Vitamin B12 is another vitamin that has a role in diabetic neuropathy. The research has shown that neuropathy has responded well to supplementation of vitamin B12. Scientists are unsure if this is due to the fact that the diabetics were deficient in B12 prior to supplementation or if they were optimizing the metabolism of the vitamin. Vitamin B12 may be taken orally but intramuscular injections may be required. The recommended dosage is 1,500 mg per day divided into three doses.

Research has shown that people who have diabetes also have lower levels of vitamin E in their bloodstream. Further research has gone on to say that it is suggested that people who have low levels of vitamin E in their blood may well become Type II diabetics. Vitamin E helps regulate and improve the efficiency of insulin. It also works as a powerful antioxidant and helps the transportation of oxygen into the cells and the bloodstream. Low levels of vitamin E can lead to increased damage to the cells and tissues due to free radicals. This can cause damage to the vascular system and platelet aggregation or clumping can occur. This is the fore runner to the formation of blood clots in the circulatory system. The recommended dosage of vitamin E is 1,200 IU per day. It is recommended to take 400 IU for one week then increase to 800 IU per day for one week then 1,200 IU per day.

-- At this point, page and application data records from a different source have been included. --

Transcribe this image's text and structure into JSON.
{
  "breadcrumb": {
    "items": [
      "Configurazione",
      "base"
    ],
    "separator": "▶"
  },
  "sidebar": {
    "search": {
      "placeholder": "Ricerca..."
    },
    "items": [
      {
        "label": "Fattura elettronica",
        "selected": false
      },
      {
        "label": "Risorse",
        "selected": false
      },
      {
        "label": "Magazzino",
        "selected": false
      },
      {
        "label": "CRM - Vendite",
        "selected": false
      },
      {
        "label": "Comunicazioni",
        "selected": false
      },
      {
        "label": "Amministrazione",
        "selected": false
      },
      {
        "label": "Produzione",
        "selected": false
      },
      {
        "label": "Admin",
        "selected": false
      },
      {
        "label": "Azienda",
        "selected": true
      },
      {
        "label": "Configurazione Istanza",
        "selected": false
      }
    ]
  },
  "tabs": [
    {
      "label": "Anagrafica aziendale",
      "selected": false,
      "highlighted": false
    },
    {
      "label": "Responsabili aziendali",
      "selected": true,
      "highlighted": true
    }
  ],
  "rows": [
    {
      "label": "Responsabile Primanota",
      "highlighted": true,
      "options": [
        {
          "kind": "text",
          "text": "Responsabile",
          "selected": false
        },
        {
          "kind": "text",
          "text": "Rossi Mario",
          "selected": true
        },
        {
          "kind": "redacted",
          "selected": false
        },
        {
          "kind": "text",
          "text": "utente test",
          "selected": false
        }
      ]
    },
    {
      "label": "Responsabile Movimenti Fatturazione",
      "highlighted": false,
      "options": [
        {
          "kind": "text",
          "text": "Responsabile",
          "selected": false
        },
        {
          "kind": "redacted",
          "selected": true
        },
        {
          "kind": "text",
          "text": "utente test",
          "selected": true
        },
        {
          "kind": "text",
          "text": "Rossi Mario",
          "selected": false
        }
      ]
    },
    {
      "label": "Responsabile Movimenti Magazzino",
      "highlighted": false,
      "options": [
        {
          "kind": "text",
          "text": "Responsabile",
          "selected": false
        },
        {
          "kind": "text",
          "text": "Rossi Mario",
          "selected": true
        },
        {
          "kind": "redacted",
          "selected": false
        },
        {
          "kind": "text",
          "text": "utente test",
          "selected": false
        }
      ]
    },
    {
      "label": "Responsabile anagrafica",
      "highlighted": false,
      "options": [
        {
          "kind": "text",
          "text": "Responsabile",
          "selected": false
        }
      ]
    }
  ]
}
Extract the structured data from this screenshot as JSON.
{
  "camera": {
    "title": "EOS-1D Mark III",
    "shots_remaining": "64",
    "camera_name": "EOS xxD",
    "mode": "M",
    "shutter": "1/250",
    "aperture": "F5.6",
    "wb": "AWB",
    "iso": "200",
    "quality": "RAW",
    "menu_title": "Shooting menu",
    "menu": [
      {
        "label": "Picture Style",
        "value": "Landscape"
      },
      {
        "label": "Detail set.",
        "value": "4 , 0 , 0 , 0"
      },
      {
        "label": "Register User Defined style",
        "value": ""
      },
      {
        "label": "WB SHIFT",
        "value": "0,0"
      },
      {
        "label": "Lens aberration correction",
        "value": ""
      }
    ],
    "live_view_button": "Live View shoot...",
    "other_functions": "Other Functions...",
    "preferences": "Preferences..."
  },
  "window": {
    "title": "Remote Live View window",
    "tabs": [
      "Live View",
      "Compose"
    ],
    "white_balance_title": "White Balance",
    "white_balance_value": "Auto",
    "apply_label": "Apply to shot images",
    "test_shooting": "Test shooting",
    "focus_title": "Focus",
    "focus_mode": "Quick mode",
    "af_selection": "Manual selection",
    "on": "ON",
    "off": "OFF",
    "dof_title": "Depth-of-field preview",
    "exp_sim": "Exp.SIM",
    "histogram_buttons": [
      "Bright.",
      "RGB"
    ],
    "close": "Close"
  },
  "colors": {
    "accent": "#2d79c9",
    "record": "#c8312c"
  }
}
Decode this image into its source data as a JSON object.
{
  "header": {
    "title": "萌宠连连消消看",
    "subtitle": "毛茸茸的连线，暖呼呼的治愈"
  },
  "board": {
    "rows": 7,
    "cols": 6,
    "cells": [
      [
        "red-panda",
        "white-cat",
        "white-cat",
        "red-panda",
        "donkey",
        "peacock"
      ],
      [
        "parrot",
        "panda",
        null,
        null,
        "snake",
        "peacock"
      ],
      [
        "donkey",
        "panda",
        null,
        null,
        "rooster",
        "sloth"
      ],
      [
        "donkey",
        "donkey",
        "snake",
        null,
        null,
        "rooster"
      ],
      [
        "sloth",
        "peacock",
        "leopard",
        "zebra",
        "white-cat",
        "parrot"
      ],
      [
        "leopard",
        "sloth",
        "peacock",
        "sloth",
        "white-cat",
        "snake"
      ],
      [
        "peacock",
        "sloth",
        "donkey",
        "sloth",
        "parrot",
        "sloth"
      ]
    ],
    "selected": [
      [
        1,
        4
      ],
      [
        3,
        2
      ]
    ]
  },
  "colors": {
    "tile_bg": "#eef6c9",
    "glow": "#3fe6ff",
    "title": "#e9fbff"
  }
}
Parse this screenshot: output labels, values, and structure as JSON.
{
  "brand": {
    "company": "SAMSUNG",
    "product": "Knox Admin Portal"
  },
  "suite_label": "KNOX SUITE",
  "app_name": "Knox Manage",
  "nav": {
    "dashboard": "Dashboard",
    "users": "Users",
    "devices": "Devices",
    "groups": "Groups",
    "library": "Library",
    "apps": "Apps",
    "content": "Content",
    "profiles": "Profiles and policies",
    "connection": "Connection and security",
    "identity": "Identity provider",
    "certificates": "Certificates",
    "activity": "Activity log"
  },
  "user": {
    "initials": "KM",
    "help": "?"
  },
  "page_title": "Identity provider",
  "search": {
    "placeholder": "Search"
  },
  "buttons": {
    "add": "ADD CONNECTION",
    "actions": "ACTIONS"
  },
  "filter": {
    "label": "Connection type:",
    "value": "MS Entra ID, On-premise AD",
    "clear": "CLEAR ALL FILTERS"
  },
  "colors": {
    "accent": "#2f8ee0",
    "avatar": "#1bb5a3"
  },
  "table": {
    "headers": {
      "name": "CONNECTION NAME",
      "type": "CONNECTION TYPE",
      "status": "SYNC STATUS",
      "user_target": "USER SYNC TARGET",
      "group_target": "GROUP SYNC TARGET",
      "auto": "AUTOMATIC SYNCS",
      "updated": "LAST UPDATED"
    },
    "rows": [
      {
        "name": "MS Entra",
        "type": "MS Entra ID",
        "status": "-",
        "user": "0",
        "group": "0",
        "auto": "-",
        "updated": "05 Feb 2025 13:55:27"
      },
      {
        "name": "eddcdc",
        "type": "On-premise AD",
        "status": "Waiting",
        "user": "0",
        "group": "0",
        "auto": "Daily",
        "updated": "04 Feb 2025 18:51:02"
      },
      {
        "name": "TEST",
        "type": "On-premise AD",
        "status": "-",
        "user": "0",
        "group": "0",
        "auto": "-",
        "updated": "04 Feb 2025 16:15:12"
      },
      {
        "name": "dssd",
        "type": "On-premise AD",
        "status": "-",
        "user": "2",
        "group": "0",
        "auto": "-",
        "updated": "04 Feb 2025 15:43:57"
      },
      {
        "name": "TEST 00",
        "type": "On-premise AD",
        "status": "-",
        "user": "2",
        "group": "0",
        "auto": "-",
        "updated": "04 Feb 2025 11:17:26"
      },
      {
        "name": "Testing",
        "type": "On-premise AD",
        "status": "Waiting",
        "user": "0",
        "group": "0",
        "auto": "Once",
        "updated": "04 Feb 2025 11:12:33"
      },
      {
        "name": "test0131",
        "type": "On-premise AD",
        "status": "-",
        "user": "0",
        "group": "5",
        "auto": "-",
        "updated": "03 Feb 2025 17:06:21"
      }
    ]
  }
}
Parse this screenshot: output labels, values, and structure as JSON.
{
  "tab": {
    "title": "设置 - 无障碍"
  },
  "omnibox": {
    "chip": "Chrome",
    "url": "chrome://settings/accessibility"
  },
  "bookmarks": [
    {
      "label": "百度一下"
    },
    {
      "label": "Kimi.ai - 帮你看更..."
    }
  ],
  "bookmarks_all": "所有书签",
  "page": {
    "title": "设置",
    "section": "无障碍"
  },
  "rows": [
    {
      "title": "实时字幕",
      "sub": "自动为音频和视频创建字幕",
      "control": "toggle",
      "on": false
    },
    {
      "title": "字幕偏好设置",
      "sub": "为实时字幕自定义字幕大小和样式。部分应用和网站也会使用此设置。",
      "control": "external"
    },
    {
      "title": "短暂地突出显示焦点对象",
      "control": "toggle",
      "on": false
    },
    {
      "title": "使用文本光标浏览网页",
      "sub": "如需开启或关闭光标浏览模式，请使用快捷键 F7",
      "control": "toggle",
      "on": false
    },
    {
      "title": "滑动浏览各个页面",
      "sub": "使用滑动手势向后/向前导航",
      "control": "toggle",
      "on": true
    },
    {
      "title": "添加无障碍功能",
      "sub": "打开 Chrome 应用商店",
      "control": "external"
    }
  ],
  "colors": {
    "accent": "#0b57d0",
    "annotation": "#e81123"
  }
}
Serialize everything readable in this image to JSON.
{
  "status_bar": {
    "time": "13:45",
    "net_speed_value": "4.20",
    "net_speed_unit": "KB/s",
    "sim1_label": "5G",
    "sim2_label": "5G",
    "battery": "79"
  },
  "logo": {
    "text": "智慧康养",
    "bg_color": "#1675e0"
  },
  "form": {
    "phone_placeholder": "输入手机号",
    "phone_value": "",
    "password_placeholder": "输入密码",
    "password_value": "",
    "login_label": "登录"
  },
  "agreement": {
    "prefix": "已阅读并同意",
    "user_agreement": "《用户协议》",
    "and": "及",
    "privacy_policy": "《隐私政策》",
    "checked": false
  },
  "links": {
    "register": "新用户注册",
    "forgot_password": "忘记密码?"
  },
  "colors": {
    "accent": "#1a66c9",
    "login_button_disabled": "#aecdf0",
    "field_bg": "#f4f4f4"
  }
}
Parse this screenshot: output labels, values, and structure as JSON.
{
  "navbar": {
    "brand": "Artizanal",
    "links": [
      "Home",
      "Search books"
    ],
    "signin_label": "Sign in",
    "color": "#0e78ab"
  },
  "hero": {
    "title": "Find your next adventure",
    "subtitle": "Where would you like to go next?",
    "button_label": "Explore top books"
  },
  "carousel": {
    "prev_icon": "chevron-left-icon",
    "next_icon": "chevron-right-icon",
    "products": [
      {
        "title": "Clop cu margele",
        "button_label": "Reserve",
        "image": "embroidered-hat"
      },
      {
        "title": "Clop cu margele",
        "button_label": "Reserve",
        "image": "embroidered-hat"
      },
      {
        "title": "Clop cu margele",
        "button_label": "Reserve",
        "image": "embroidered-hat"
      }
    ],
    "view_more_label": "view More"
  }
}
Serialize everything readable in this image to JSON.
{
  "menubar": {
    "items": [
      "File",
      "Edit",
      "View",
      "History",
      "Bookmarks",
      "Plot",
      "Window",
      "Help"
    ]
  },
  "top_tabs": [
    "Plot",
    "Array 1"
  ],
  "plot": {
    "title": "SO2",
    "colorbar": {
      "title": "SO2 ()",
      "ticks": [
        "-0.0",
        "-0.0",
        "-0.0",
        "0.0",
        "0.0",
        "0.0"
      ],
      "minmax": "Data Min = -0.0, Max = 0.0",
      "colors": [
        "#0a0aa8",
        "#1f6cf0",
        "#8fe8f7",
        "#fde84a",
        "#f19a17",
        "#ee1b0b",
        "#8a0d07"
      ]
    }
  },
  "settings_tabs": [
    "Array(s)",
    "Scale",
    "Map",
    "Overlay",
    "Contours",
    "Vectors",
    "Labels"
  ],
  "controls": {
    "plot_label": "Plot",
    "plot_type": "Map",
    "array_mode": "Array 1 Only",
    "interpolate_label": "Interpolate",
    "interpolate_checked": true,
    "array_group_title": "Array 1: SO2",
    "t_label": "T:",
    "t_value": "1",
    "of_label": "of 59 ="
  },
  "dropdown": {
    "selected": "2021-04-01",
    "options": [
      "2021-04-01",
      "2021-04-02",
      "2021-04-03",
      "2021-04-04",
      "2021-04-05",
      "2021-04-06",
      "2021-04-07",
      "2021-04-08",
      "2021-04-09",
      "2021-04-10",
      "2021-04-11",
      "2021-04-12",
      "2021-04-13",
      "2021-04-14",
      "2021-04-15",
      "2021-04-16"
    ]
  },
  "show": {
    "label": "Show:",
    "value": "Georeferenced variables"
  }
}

Biotin is another vitamin that most people hear little about. It works with the other vitamins and insulin to process the glucose in the body. This vitamin helps to facilitate the first step of glucose metabolism. It increases the work and activity of glucokinase. This substance is normally found in the liver. In diabetics, the levels are usually very low. Biotin helps increase the release and amount of glucokinase that is available. This can significantly increase the amount of glucose that is metabolized in the body. The recommended dosage of biotin is 16 mg per day.

Some trace minerals are essential for diabetics as well as the vitamins mentioned above. Chromium is essential to diabetics for the proper metabolism of glucose and for insulin efficiency. Niacin should be limited in the diabetic diet as in large quantities it can impair glucose tolerance. The recommended dosages are Chromium 200mg and Niacin 100mg per day.

They also recommend that diabetics get Magnesium 300-400 mg per day and CoQ10 120 mg per day. Potassium levels should be monitored to make sure there are adequate levels in the blood. If not then supplements should be utilized or foods added to the diet that are rich in potassium.

Prior to starting any vitamin, mineral, or nutritional supplement it is advised to consult with a medical professional to make certain it is safe for the individual in question. No two people are alike and individual dosages will need to be tailored to that person.

Last updated on Jul 12th, 2011 and filed under Vitamins and Minerals. Both comments and pings are currently closed.

Comments are closed